◆ Task instructions: Would you show every line from the records that holds "Full"?

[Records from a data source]
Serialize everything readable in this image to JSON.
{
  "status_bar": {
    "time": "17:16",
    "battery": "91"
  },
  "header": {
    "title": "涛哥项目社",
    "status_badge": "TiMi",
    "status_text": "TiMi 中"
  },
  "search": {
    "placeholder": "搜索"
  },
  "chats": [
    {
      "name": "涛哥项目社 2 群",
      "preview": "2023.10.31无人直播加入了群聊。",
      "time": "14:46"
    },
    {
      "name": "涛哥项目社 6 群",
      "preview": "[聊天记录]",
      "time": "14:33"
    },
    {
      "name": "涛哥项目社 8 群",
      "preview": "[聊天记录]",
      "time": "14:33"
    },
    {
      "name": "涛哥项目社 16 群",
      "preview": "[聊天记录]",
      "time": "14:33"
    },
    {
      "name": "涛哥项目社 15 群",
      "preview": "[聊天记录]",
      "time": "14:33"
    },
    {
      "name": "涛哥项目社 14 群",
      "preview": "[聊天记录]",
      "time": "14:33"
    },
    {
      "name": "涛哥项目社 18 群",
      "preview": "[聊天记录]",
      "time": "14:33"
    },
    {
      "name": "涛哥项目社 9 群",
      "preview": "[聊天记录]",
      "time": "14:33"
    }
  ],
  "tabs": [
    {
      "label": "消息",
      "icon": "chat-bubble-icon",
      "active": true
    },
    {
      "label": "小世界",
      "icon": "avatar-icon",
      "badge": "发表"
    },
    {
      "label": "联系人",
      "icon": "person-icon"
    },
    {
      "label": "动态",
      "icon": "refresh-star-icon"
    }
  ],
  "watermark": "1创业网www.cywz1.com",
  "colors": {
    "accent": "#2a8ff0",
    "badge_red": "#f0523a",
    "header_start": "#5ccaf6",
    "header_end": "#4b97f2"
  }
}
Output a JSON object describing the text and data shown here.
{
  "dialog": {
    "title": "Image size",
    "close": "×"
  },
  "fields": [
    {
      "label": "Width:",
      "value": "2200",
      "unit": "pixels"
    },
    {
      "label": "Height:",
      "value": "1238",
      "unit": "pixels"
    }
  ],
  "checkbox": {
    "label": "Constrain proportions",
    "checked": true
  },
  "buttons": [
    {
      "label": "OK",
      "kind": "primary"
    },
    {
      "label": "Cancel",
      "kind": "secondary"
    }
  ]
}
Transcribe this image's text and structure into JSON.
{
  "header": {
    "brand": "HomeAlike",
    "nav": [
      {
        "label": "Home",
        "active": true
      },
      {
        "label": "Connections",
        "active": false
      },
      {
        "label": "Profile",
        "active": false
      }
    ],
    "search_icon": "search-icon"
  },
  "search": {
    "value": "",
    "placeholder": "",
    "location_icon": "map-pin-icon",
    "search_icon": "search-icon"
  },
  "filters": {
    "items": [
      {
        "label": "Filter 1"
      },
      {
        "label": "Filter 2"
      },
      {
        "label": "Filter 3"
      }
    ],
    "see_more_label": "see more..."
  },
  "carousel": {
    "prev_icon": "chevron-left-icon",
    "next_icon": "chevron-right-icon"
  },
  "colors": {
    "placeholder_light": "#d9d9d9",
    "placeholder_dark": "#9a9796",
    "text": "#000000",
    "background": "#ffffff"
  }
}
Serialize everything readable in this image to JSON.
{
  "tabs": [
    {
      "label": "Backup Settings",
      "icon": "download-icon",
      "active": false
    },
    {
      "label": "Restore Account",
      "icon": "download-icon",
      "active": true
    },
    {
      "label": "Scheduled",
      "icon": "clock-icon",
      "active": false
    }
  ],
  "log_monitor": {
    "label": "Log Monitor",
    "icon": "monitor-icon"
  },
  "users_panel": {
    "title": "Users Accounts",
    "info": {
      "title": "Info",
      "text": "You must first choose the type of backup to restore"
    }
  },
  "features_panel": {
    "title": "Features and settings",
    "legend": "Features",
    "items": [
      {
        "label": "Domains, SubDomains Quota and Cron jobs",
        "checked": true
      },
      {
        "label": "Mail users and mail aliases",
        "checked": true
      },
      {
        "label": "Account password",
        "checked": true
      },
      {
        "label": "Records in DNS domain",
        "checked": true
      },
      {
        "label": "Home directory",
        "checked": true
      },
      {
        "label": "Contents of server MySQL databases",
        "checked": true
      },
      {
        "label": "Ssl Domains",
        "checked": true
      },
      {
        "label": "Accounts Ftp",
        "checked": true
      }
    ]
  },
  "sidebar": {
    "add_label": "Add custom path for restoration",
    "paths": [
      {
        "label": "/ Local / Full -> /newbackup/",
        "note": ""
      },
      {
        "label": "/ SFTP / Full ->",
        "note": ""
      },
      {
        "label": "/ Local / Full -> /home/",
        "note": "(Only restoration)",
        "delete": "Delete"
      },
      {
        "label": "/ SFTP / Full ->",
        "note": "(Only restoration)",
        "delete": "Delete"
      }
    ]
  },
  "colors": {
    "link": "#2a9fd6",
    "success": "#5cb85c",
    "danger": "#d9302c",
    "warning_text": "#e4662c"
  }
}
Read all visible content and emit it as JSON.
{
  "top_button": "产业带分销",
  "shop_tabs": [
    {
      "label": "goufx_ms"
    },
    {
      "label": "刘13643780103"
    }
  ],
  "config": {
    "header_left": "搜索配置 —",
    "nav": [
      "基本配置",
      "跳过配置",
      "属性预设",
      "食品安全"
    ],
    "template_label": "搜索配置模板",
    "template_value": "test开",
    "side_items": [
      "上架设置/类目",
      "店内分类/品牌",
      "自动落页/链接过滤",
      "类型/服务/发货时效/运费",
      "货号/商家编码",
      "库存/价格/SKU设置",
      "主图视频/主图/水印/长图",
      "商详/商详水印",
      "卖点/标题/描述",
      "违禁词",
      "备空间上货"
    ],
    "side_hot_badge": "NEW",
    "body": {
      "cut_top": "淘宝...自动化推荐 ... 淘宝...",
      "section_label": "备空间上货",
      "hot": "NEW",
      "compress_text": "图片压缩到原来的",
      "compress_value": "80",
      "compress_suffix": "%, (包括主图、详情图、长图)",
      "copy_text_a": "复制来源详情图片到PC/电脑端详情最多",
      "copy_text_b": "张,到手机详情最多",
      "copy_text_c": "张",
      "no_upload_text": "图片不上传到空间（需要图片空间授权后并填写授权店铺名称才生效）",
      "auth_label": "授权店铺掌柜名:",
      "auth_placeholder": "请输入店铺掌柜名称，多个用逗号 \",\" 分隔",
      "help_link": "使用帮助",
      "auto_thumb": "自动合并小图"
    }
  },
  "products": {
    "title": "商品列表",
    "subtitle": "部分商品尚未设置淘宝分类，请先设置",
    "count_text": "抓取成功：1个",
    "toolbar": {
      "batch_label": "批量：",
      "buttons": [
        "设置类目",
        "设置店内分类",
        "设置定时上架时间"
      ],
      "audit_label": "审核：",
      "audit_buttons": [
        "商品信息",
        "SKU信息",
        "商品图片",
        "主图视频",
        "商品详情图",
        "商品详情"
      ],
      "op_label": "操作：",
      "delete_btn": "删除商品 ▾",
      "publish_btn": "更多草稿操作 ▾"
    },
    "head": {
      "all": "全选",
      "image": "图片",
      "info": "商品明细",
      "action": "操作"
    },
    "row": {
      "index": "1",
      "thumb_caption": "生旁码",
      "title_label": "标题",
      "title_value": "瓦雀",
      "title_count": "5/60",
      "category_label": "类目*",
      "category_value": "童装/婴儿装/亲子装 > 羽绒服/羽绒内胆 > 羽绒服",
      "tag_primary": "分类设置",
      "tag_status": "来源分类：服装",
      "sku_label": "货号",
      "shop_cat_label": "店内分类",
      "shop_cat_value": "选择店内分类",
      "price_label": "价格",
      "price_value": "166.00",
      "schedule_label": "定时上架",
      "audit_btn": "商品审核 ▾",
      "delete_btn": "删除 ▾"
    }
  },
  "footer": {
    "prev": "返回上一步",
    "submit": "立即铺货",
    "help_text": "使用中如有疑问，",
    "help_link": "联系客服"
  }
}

◆ Response below:
        "label": "/ Local / Full -> /newbackup/",
        "label": "/ SFTP / Full ->",
        "label": "/ Local / Full -> /home/",
        "label": "/ SFTP / Full ->",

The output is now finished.